You might realize that what you think is the most important upcoming social network isn’t. I am not a Google + fan really, but I do understand that to do well in Google, I have to play by their rules so I’ve sucked it up and tried to use it. However, I fell into the same trap I fall into a lot, and that’s thinking that everyone knows what I know and thinks the way I think. Most people don’t give a flip about G+ but they’ll use the hell out of Pinterest, a platform that I personally detest. Witness my Bald Board, which hasn’t even been updated recently!! I can’t keep up with all the sheer amazing baldness in the world but based on the last James Bond flick, you may be seeing Ralph Fiennes there soon. In my session with the parenting media group, I asked who used G+. I didn’t see a show of hands. I asked about Pinterest and almost everyone used it. Think about it though…for that niche, Pinterest is going to be much more important since their audience wants to see recipes, crafts they can make with the kids, etc. Recipes and crafts don’t translate as well for G+ and by and large, moms who want parenting content aren’t all jumping on G+ like a duck on a june bug.
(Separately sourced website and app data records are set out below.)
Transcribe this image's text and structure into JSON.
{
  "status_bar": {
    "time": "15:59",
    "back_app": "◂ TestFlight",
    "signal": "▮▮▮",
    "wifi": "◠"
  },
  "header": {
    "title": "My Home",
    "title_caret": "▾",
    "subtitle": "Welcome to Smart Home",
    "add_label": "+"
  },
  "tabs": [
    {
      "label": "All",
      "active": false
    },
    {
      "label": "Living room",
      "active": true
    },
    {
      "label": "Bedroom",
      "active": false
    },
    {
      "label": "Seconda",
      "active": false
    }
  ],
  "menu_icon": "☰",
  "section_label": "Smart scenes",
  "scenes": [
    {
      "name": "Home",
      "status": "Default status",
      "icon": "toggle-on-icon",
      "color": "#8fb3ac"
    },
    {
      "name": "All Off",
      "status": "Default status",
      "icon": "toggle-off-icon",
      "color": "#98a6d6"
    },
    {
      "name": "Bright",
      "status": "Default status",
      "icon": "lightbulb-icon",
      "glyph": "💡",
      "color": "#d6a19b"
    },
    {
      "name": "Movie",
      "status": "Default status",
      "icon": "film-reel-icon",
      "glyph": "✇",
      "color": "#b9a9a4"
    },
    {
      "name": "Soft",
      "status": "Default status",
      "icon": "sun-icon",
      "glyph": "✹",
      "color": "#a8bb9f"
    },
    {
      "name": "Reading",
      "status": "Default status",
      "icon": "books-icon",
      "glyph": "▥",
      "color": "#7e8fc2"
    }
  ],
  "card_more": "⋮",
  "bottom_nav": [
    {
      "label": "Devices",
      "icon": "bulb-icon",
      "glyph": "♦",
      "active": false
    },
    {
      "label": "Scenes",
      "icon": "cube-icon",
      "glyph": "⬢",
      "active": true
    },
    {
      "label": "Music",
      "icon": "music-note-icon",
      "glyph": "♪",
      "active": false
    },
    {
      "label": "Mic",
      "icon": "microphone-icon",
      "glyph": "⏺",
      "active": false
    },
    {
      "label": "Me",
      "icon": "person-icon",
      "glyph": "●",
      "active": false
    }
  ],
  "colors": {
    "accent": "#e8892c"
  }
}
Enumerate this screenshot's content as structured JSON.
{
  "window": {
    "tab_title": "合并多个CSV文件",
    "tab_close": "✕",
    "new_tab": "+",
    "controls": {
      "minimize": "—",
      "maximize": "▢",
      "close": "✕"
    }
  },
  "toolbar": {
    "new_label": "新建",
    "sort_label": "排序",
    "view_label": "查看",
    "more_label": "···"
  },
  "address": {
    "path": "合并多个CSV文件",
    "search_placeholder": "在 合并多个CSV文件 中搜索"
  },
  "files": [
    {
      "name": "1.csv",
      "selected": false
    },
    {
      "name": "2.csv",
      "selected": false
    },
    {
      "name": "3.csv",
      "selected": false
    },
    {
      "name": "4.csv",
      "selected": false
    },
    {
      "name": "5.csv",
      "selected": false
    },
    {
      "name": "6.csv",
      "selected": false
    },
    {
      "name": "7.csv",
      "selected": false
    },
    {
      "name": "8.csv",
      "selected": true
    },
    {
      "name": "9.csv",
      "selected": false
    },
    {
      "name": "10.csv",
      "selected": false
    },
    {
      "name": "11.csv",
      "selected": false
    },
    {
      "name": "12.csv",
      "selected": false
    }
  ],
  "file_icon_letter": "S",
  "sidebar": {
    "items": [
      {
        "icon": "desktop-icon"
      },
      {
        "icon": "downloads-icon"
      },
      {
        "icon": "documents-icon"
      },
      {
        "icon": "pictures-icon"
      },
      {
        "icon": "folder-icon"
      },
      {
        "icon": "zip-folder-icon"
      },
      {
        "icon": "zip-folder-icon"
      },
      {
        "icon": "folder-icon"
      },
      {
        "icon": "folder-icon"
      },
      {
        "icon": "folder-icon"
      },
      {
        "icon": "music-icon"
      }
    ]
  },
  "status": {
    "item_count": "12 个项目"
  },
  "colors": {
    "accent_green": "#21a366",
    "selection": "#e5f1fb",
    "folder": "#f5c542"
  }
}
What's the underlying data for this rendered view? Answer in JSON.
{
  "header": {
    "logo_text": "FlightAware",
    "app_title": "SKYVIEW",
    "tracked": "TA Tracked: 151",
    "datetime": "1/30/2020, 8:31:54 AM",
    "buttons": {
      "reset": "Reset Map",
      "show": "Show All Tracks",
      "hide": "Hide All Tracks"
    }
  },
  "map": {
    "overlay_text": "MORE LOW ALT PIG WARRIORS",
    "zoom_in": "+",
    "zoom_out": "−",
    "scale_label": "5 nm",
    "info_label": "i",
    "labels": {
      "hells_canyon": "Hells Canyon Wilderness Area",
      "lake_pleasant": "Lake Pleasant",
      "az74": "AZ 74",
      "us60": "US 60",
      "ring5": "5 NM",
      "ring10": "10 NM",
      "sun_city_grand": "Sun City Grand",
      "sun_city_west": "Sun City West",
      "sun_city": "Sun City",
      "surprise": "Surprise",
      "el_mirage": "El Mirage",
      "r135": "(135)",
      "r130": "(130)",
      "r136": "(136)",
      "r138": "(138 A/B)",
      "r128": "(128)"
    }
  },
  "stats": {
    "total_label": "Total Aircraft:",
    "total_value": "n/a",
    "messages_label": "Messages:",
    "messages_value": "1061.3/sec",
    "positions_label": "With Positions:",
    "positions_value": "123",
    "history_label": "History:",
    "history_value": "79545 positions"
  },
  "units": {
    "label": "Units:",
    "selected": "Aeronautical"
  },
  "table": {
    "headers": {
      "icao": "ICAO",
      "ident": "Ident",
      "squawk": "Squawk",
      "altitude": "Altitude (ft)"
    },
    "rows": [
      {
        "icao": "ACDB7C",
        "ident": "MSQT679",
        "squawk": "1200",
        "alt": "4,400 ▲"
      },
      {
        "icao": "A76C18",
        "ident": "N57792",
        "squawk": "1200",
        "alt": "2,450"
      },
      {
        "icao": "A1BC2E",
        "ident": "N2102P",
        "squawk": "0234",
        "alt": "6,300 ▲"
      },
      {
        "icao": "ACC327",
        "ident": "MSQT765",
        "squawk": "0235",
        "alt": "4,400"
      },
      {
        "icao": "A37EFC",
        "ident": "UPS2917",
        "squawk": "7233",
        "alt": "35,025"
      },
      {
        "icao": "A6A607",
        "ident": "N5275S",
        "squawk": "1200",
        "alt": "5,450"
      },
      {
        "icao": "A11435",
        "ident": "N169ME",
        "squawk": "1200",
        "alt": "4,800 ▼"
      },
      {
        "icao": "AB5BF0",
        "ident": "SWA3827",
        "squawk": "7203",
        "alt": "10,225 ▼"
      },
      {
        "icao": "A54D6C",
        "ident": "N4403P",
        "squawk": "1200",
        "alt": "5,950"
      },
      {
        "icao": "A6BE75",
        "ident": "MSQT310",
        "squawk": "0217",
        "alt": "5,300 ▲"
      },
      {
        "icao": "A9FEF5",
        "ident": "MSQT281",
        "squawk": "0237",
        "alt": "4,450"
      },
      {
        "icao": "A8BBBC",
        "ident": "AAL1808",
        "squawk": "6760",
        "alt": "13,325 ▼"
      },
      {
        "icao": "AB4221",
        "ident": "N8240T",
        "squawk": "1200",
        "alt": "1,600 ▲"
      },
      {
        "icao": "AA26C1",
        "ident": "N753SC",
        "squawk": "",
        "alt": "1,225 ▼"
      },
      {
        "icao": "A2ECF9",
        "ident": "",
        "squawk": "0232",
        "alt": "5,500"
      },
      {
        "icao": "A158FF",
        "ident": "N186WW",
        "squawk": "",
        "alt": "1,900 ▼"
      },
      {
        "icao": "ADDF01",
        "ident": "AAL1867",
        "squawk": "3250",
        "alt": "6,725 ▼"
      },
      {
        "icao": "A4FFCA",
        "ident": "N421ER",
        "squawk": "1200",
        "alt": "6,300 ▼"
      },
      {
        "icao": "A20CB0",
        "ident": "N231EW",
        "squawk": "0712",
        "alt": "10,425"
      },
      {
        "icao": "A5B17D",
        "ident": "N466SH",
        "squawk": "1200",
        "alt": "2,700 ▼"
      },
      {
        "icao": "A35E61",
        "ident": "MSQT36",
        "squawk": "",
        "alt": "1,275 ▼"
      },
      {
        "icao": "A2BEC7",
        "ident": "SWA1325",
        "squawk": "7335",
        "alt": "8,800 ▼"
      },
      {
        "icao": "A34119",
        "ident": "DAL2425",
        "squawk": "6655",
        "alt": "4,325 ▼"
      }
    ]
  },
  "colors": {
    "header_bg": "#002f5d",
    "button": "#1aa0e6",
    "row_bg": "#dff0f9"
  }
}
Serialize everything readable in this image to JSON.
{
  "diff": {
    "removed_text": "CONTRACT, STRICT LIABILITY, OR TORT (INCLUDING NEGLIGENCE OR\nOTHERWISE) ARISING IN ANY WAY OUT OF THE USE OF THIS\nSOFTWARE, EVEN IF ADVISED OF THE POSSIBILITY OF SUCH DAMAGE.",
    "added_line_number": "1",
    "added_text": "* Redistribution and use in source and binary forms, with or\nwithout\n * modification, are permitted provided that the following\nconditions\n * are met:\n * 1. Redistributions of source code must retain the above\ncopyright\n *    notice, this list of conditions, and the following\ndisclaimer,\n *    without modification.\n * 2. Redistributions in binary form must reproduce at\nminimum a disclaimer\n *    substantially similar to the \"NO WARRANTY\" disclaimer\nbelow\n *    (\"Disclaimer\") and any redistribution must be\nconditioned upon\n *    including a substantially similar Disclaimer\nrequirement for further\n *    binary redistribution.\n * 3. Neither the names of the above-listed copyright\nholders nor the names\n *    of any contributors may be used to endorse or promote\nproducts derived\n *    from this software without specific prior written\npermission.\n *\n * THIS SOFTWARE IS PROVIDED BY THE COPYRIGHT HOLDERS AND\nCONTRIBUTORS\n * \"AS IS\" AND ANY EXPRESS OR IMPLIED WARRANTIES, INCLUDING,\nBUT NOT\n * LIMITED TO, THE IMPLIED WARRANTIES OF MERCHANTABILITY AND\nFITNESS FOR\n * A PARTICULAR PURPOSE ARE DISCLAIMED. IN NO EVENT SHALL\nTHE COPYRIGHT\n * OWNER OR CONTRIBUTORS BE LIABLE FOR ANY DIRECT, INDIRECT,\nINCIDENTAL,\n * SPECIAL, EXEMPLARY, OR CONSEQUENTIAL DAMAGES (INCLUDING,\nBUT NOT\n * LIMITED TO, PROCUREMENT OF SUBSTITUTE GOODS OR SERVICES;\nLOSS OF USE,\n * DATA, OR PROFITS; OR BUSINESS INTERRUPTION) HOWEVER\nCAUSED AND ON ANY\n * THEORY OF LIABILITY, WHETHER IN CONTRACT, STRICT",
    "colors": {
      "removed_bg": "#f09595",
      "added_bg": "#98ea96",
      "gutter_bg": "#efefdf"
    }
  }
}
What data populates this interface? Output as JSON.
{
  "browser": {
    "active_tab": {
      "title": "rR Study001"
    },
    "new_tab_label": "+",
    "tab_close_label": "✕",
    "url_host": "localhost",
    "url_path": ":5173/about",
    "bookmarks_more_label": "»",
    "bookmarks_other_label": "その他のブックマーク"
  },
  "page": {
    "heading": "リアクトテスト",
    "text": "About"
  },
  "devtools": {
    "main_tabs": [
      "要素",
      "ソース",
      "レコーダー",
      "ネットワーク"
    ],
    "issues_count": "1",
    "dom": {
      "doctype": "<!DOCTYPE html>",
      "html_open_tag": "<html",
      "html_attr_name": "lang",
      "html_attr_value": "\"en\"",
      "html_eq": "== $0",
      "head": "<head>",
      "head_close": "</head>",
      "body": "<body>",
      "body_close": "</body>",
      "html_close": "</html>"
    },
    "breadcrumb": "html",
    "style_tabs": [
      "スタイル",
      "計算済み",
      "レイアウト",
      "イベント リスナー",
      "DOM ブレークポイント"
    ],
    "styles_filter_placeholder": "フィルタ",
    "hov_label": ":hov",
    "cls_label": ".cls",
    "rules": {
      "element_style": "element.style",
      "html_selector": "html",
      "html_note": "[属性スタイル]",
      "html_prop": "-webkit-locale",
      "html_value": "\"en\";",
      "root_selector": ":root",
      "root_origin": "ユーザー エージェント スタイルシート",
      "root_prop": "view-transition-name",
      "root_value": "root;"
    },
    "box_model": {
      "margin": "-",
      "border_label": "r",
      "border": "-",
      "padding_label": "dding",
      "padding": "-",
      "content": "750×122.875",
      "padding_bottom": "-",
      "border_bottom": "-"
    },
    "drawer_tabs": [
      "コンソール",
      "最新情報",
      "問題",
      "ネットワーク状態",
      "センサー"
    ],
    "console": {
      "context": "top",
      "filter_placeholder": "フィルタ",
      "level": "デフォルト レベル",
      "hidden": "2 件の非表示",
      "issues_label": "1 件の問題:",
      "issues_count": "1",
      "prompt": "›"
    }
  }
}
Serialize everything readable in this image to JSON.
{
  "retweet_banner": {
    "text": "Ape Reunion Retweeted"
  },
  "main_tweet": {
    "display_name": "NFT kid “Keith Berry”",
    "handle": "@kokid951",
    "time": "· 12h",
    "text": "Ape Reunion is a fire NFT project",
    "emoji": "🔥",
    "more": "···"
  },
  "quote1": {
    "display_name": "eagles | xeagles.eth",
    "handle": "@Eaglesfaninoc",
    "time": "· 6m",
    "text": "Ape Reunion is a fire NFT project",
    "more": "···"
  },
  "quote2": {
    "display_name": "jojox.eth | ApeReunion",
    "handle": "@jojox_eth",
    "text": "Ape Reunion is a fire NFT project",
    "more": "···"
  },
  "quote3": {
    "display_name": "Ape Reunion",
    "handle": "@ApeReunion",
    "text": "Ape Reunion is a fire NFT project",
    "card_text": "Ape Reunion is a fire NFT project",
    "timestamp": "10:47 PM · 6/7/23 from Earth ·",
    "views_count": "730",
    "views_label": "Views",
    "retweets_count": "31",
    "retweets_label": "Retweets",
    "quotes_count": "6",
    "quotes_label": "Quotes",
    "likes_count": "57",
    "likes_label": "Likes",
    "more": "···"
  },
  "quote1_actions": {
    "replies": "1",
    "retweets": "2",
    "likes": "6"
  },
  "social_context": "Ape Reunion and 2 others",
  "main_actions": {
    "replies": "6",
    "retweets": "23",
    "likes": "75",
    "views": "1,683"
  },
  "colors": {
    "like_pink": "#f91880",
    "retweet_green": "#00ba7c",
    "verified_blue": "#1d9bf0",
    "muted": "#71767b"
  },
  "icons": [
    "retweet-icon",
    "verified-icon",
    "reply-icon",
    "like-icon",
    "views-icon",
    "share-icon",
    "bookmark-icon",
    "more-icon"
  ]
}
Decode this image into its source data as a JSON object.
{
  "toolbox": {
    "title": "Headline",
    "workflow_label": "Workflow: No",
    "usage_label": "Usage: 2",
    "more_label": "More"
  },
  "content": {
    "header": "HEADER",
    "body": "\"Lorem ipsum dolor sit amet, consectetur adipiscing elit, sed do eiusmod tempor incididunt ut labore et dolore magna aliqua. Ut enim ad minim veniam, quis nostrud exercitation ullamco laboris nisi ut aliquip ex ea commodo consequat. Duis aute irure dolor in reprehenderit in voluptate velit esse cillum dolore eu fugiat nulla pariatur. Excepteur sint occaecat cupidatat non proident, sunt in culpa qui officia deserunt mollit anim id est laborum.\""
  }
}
I’ve always believed that if a completely clueless site owner emails me and isn’t a condescending asshole, I should do my best to at least point him or her in the right direction as far as finding a competent SEO with openings is concerned. There are so many loudmouthed know-nothings out there and it’s frustrating to just say no, I don’t have room, but best of luck finding someone who does, so I generally try and send these potential clients to someone that I know isn’t going to screw them over further. Most good SEOs are busy as hell these days so it’s getting harder to do that, which has caused me to do a bit of quick and free digging just to see if there is anything I can immediately point to as being a reason these sites are suffering. Many times it’s obvious, as they have backlink profiles full of nothing but spammy footer links on irrelevant sites, or they have an IT guy who forgot to remove the no index nofollow on the whole site. These site owners don’t understand when I say “you really need unique titles and you have some messy 301s going on” so I have to break it down into extremely simplistic little bits of instruction and explanation. You’ve no idea how beneficial that’s been for me, as since I came from a programming background, a lot of technical jargon is an ingrained part of me and I forget that not everyone immediately knows what a crawl issue is.

I also have made the mistake of not always educating my link builders about things that may not immediately impact them on the job. To be honest, some of them probably don’t care and if they’re still doing well and building great links, I’d rather not annoy them. Some of them do care though, and while I feel pedantic explaining why a link one of them got is so good in my eyes, the feedback from my own feedback is always very positive, and it makes me realize what a disservice I’ve done them when I haven’t always explained myself. Again, it helps me, too.

Also I’d like to thank Rae Hoffman from Pushfire for allowing me to use her fantastically efficient socialization plan in my presentation, which saved me from having to write one, gave me a better version of my own plan for my own work, and elicited knowing nods when I mentioned her name. You can read that here: